Stylistically, the Q8 is quite a radical departure from the current Q7. It eschews the upright stance of its sibling for a much more rakish shape developed by Audi design boss Marc Lichte, who outlined his plans for dramatically more sporty design last year.
As with the upcoming Q4 and Q6, the Q8 has a five-door layout, with four conventional front-hinged doors and a large liftback-style tailgate for access to its boot.
Sources privy to an early design model that was revealed to Audi officials last year confirm the Q8 is close to the Q7 in both length and width, at 5050mm and 1970mm respectively.
However, a more sporting roofline reduces the Q8’s height by some 50mm over its more practical sibling, at around 1690mm. However, Lichte believes the boot space of the Q8 will still eclipse rivals because the roof line drops dramatically around the C-pillar, meaning space is reduced only at the end of the car's length.
By comparison, Mercedes-Benz's flagship SUV, the GLE, is 4900mm long, 2000mm wide and 1700mm tall, while the Range Rover Sport has respective dimensions of 4850mm, 1985mm and 1780mm - and similar dimension are expected for that car's coupé variant.
As with the Q7, the Q8 is based around the latest evolution of Audi’s MLB platform, complete with a 2990mm wheelbase.
Reflecting the Q8’s more sporting brief, Ingolstadt insiders said it is also in line to receive track widths that extend beyond the Q7’s, which are 1680mm at the front and 1690mm at the rear.
As with the Q7, the body structure of the Q8 is set to make extensive use of aluminium in a bid to push lower-end models below the 2000kg mark.
Further weight-saving measures include the selected used of carbonfibre in non-load-bearing structures, as seen on the R8. Among the engines destined for the Q8 will be a new range of V6 and V8 petrol units.
These are currently in the final stages of development in a joint venture between Audi and Porsche that carries the internal codename KoVoMo (derived from the German words ‘Konzern Vee Otto Motoren’). They are also set to be used by Bentley and Volkswagen.
The new V6 and V8 are based around a shared 90deg architecture and will feature a common 500cc individual cylinder capacity, suggesting sizes of 3.0 and 4.0-litres.
Due to replace Audi’s and Porsche’s current V6 and V8 petrol units, the new engines will feature gas-driven turbochargers in the first stage of production.
Audi insiders have hinted that electric turbocharging, supported by the Q8’s 48V electrical system, may also be introduced at a later date.

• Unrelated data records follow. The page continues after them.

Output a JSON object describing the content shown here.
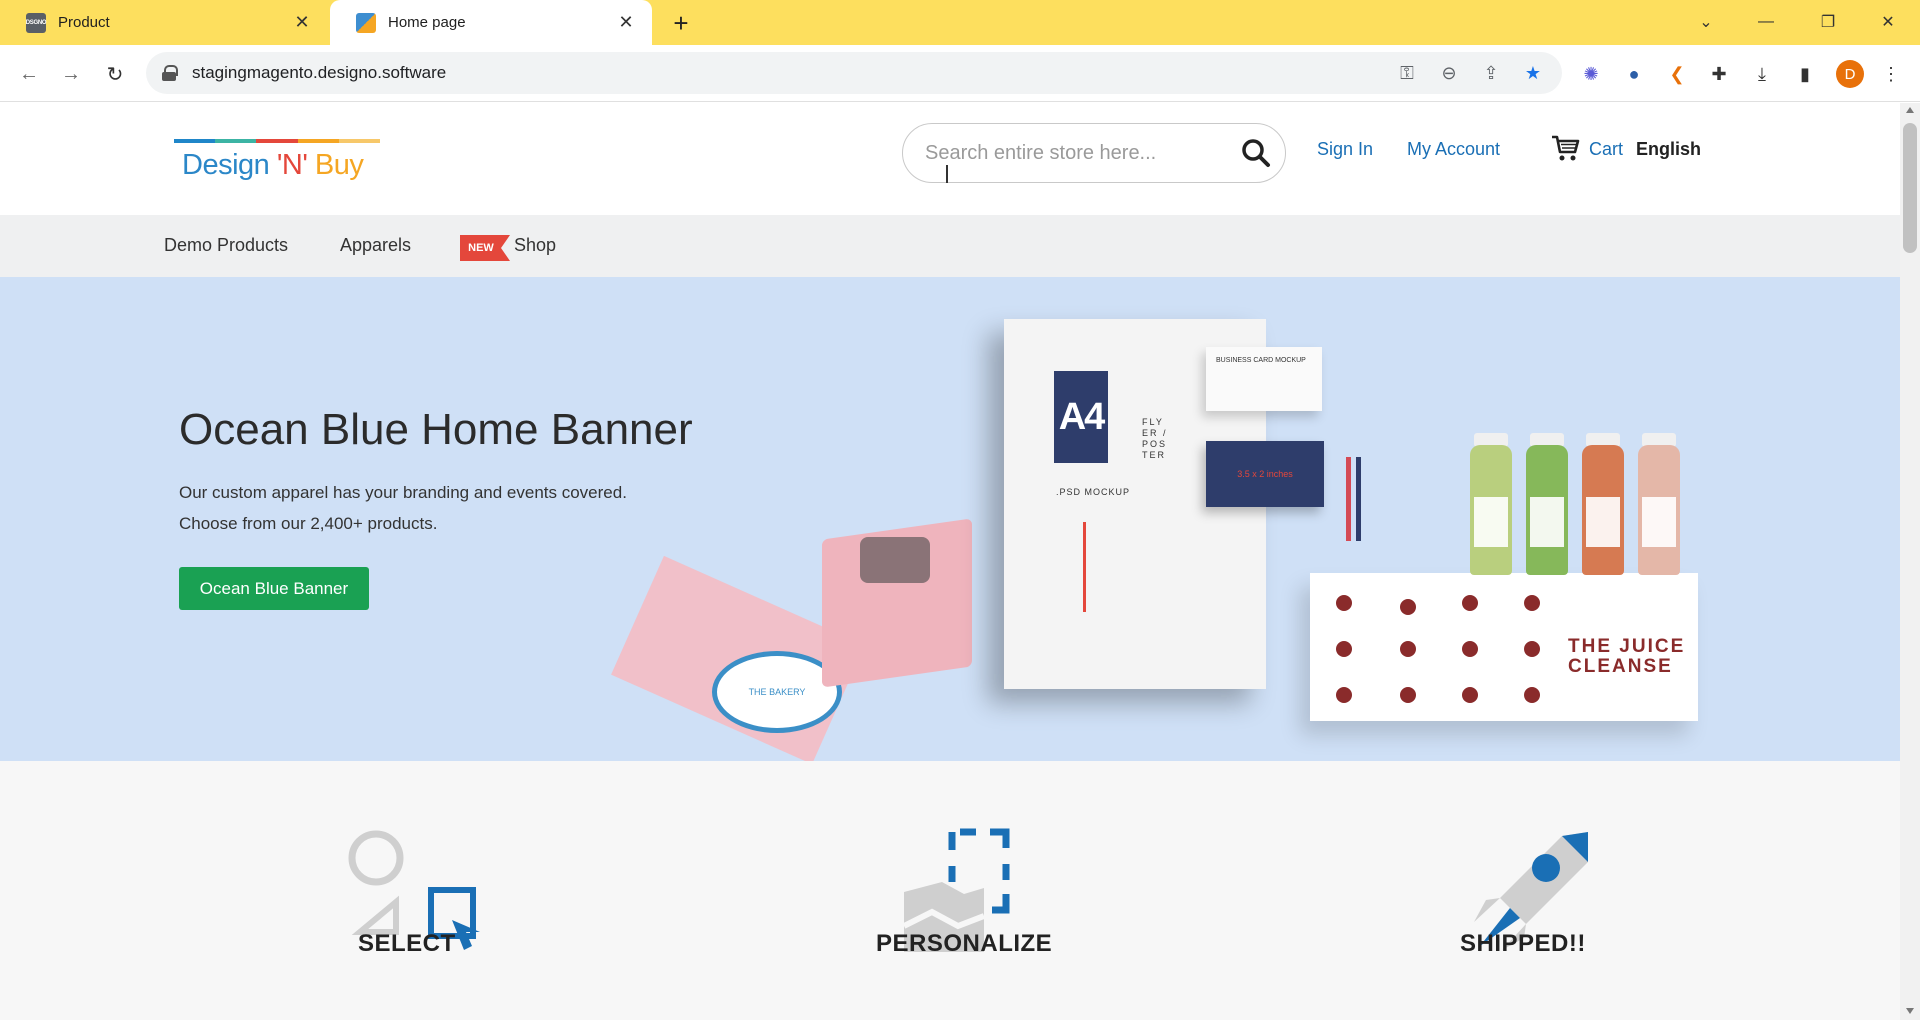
{
  "browser": {
    "tabs": [
      {
        "title": "Product",
        "favicon": "DSGNO",
        "active": false
      },
      {
        "title": "Home page",
        "active": true
      }
    ],
    "url": "stagingmagento.designo.software",
    "profile_initial": "D"
  },
  "header": {
    "logo": {
      "design": "Design",
      "n": " 'N' ",
      "buy": "Buy"
    },
    "search_placeholder": "Search entire store here...",
    "sign_in": "Sign In",
    "my_account": "My Account",
    "cart": "Cart",
    "language": "English"
  },
  "nav": {
    "items": [
      "Demo Products",
      "Apparels",
      "Shop"
    ],
    "new_badge": "NEW"
  },
  "banner": {
    "title": "Ocean Blue Home Banner",
    "text": "Our custom apparel has your branding and events covered. Choose from our 2,400+ products.",
    "button": "Ocean Blue Banner",
    "art": {
      "a4": "A4",
      "flyer": "FLY ER / POS TER",
      "psd": ".PSD MOCKUP",
      "business_card": "BUSINESS CARD MOCKUP",
      "card_size": "3.5 x 2 inches",
      "bakery": "THE BAKERY",
      "juice": "THE JUICE CLEANSE"
    }
  },
  "features": [
    {
      "title": "SELECT"
    },
    {
      "title": "PERSONALIZE"
    },
    {
      "title": "SHIPPED!!"
    }
  ],
  "colors": {
    "tabbar": "#fddf5e",
    "link": "#1a6fb5",
    "banner_bg": "#cfe0f6",
    "button_green": "#1aa153",
    "badge_red": "#e4473b",
    "accent_blue": "#1a6fb5"
  }
}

The KoVoMo engine is claimed to be at the centre of a secret new plug-in petrol-electric hybrid system tipped for introduction on the Q8 and the third-generation Porsche Cayenne.
It is likely to be one of two hybrid systems offered on the new Audi, joining the diesel-electric system already announced for the Q7. Of greater importance to the UK market will be the diesel engine range.
Included among the launch line-up will be at least two variants of Audi’s familiar 3.0-litre V6 unit.
A sporty SQ8 model with the advanced triple-turbocharged 4.0-litre V8 diesel recently revealed in the SQ7 is also planned. Inside, the Q8 will receive a reworked version of the Q7’s excellent cockpit, featuring a more driver-oriented centre console.
Unlike the seven-seat Q7, though, the Q8 will be available with a five-seat layout only.
As part of a comprehensive connectivity package, Audi is working on providing over-the-air updates for future incarnations of its MMI (Multi Media Interface) infotainment system.
These include real-time navigation updates via the ‘Here’ system being developed in a joint venture with BMW and Mercedes-Benz's parent company, Daimler.
The Q8 is scheduled to be built at Volkswagen’s Bratislava plant in Slovakia alongside the current Q7 and the successor models to the existing second-generation Porsche Cayenne and Volkswagen Touareg, due to be shown this year.
Additional reporting by Jim Holder